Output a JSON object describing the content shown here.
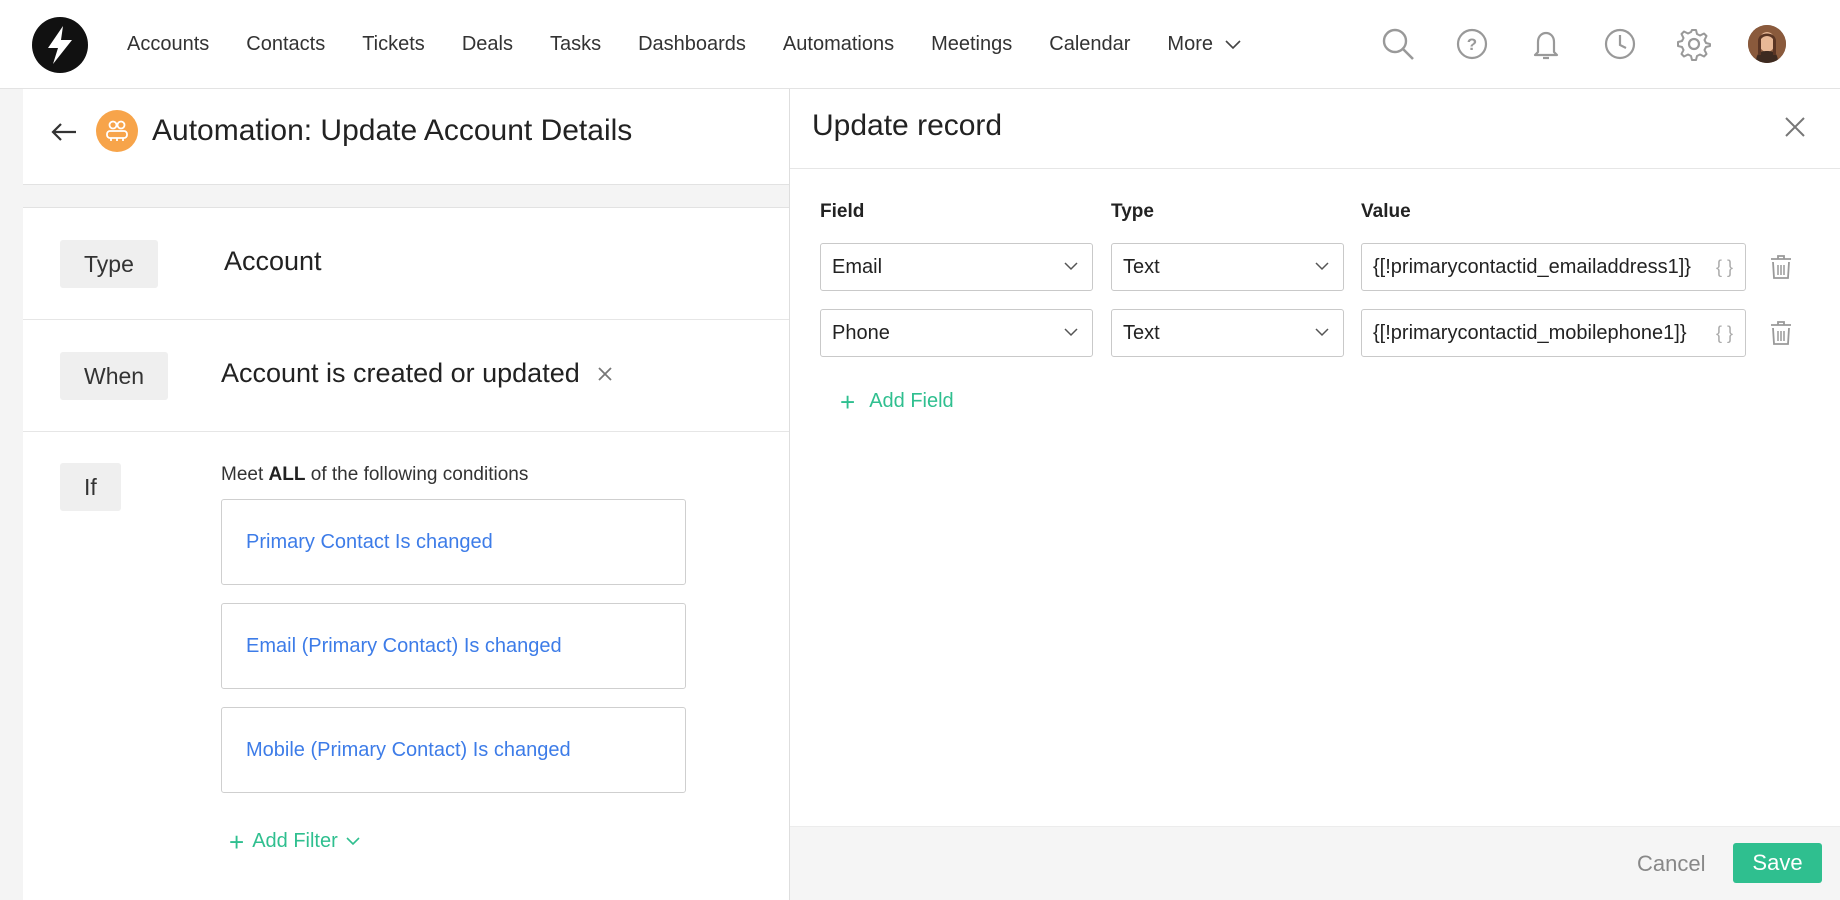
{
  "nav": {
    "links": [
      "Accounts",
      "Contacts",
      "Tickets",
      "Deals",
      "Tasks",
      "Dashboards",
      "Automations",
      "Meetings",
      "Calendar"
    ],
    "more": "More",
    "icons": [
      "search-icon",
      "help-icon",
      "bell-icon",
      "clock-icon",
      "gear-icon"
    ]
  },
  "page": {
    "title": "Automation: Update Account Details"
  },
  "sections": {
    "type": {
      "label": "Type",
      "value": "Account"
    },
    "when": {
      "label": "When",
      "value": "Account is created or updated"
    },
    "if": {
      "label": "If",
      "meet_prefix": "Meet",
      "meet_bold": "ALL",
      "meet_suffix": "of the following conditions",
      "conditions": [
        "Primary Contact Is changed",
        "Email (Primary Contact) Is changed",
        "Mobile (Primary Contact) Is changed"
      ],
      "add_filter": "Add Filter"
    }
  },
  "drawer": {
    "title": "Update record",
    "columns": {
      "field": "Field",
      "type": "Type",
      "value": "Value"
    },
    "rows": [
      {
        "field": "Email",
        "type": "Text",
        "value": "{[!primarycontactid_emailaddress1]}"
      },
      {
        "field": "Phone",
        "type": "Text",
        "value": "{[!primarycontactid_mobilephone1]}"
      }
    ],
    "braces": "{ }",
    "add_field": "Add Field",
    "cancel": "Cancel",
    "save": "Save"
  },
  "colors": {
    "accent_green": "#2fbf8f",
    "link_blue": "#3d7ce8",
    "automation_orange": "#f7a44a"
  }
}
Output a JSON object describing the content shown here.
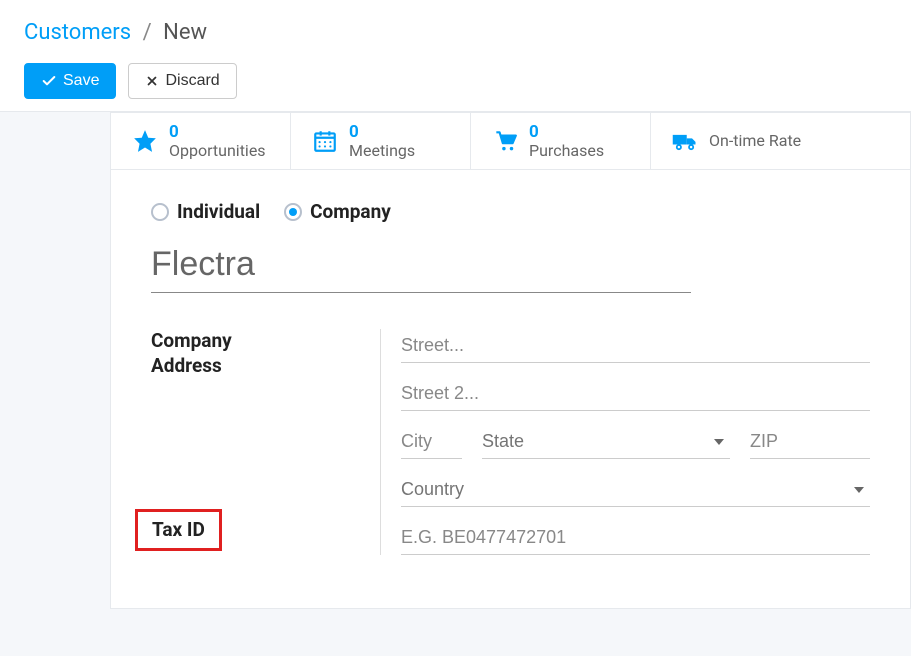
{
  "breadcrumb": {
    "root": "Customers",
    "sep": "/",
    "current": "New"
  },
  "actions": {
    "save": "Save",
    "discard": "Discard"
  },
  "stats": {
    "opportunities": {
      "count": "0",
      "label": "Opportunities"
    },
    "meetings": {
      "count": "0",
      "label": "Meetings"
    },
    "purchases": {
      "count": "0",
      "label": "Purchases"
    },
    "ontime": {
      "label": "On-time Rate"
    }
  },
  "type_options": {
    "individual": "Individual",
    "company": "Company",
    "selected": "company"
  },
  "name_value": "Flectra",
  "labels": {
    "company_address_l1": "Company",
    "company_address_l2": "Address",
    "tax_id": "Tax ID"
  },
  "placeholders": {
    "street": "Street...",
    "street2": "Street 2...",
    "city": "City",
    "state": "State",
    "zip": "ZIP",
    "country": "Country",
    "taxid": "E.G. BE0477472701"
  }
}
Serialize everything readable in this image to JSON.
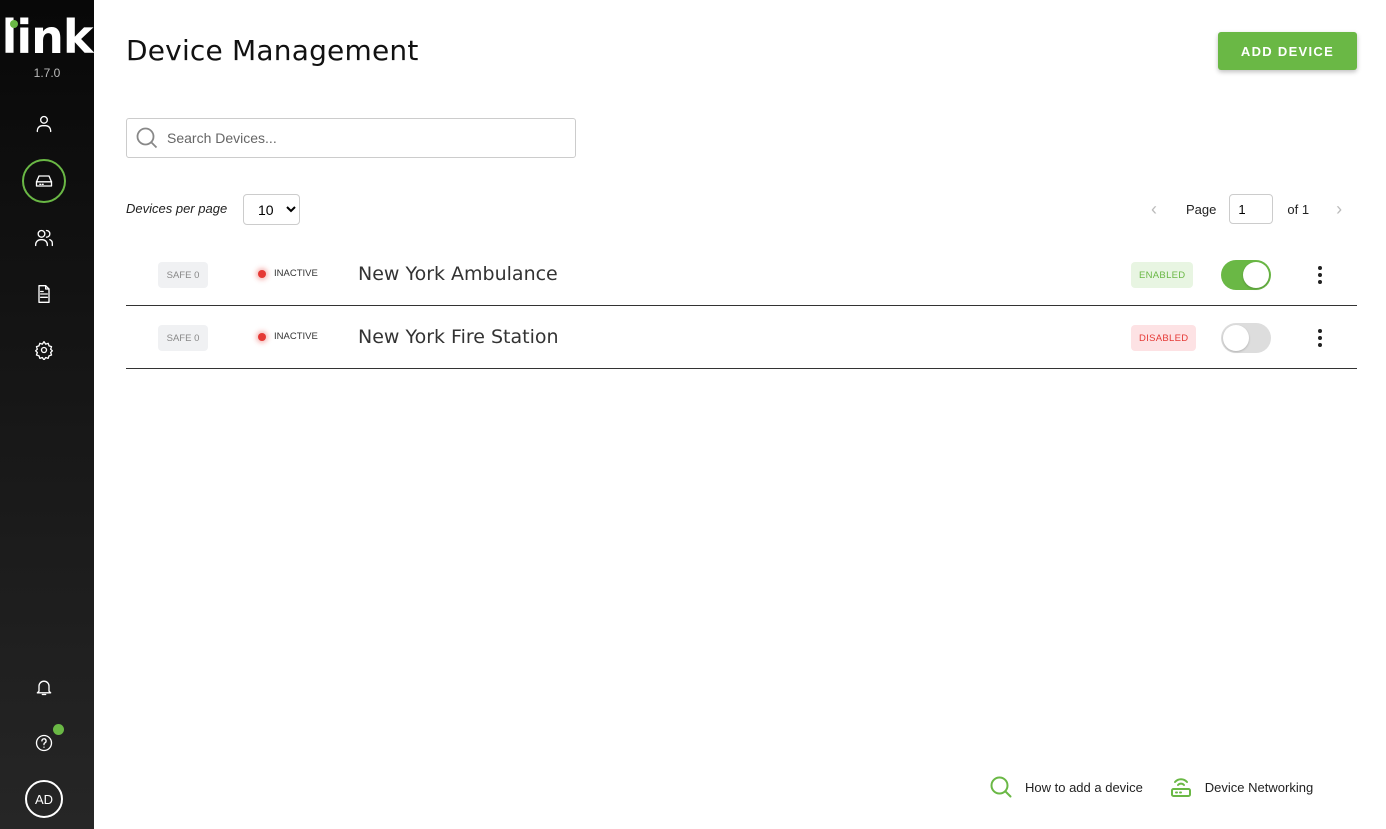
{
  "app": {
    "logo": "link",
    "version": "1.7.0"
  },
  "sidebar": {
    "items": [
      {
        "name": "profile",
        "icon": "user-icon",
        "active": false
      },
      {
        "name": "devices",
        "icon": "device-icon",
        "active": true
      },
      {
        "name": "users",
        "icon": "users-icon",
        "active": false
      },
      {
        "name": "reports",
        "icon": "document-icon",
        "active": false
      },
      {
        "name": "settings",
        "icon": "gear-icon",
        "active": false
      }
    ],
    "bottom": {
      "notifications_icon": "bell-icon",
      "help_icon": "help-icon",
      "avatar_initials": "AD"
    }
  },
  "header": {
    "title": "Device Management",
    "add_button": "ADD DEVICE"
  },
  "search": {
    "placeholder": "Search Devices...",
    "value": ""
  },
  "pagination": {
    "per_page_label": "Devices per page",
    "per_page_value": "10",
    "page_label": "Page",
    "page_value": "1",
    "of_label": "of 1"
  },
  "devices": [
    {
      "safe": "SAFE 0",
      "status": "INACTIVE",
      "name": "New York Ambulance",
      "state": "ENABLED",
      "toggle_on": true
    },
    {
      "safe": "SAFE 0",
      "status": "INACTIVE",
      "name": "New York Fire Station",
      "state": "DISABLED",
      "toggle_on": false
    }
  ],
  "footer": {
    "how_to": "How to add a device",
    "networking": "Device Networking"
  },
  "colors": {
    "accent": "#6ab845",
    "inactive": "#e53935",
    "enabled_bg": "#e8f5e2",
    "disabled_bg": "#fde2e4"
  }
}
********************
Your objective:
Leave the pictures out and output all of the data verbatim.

Written answer:
Output a JSON object describing the content shown here.
{
  "nav": {
    "links": [
      "Accounts",
      "Contacts",
      "Tickets",
      "Deals",
      "Tasks",
      "Dashboards",
      "Automations",
      "Meetings",
      "Calendar"
    ],
    "more": "More",
    "icons": [
      "search-icon",
      "help-icon",
      "bell-icon",
      "clock-icon",
      "gear-icon"
    ]
  },
  "page": {
    "title": "Automation: Update Account Details"
  },
  "sections": {
    "type": {
      "label": "Type",
      "value": "Account"
    },
    "when": {
      "label": "When",
      "value": "Account is created or updated"
    },
    "if": {
      "label": "If",
      "meet_prefix": "Meet",
      "meet_bold": "ALL",
      "meet_suffix": "of the following conditions",
      "conditions": [
        "Primary Contact Is changed",
        "Email (Primary Contact) Is changed",
        "Mobile (Primary Contact) Is changed"
      ],
      "add_filter": "Add Filter"
    }
  },
  "drawer": {
    "title": "Update record",
    "columns": {
      "field": "Field",
      "type": "Type",
      "value": "Value"
    },
    "rows": [
      {
        "field": "Email",
        "type": "Text",
        "value": "{[!primarycontactid_emailaddress1]}"
      },
      {
        "field": "Phone",
        "type": "Text",
        "value": "{[!primarycontactid_mobilephone1]}"
      }
    ],
    "braces": "{ }",
    "add_field": "Add Field",
    "cancel": "Cancel",
    "save": "Save"
  },
  "colors": {
    "accent_green": "#2fbf8f",
    "link_blue": "#3d7ce8",
    "automation_orange": "#f7a44a"
  }
}
Output a JSON object describing the content shown here.
{
  "breadcrumb": {
    "root": "Customers",
    "sep": "/",
    "current": "New"
  },
  "actions": {
    "save": "Save",
    "discard": "Discard"
  },
  "stats": {
    "opportunities": {
      "count": "0",
      "label": "Opportunities"
    },
    "meetings": {
      "count": "0",
      "label": "Meetings"
    },
    "purchases": {
      "count": "0",
      "label": "Purchases"
    },
    "ontime": {
      "label": "On-time Rate"
    }
  },
  "type_options": {
    "individual": "Individual",
    "company": "Company",
    "selected": "company"
  },
  "name_value": "Flectra",
  "labels": {
    "company_address_l1": "Company",
    "company_address_l2": "Address",
    "tax_id": "Tax ID"
  },
  "placeholders": {
    "street": "Street...",
    "street2": "Street 2...",
    "city": "City",
    "state": "State",
    "zip": "ZIP",
    "country": "Country",
    "taxid": "E.G. BE0477472701"
  }
}
Serialize everything readable in this image to JSON.
{
  "app": {
    "logo": "link",
    "version": "1.7.0"
  },
  "sidebar": {
    "items": [
      {
        "name": "profile",
        "icon": "user-icon",
        "active": false
      },
      {
        "name": "devices",
        "icon": "device-icon",
        "active": true
      },
      {
        "name": "users",
        "icon": "users-icon",
        "active": false
      },
      {
        "name": "reports",
        "icon": "document-icon",
        "active": false
      },
      {
        "name": "settings",
        "icon": "gear-icon",
        "active": false
      }
    ],
    "bottom": {
      "notifications_icon": "bell-icon",
      "help_icon": "help-icon",
      "avatar_initials": "AD"
    }
  },
  "header": {
    "title": "Device Management",
    "add_button": "ADD DEVICE"
  },
  "search": {
    "placeholder": "Search Devices...",
    "value": ""
  },
  "pagination": {
    "per_page_label": "Devices per page",
    "per_page_value": "10",
    "page_label": "Page",
    "page_value": "1",
    "of_label": "of 1"
  },
  "devices": [
    {
      "safe": "SAFE 0",
      "status": "INACTIVE",
      "name": "New York Ambulance",
      "state": "ENABLED",
      "toggle_on": true
    },
    {
      "safe": "SAFE 0",
      "status": "INACTIVE",
      "name": "New York Fire Station",
      "state": "DISABLED",
      "toggle_on": false
    }
  ],
  "footer": {
    "how_to": "How to add a device",
    "networking": "Device Networking"
  },
  "colors": {
    "accent": "#6ab845",
    "inactive": "#e53935",
    "enabled_bg": "#e8f5e2",
    "disabled_bg": "#fde2e4"
  }
}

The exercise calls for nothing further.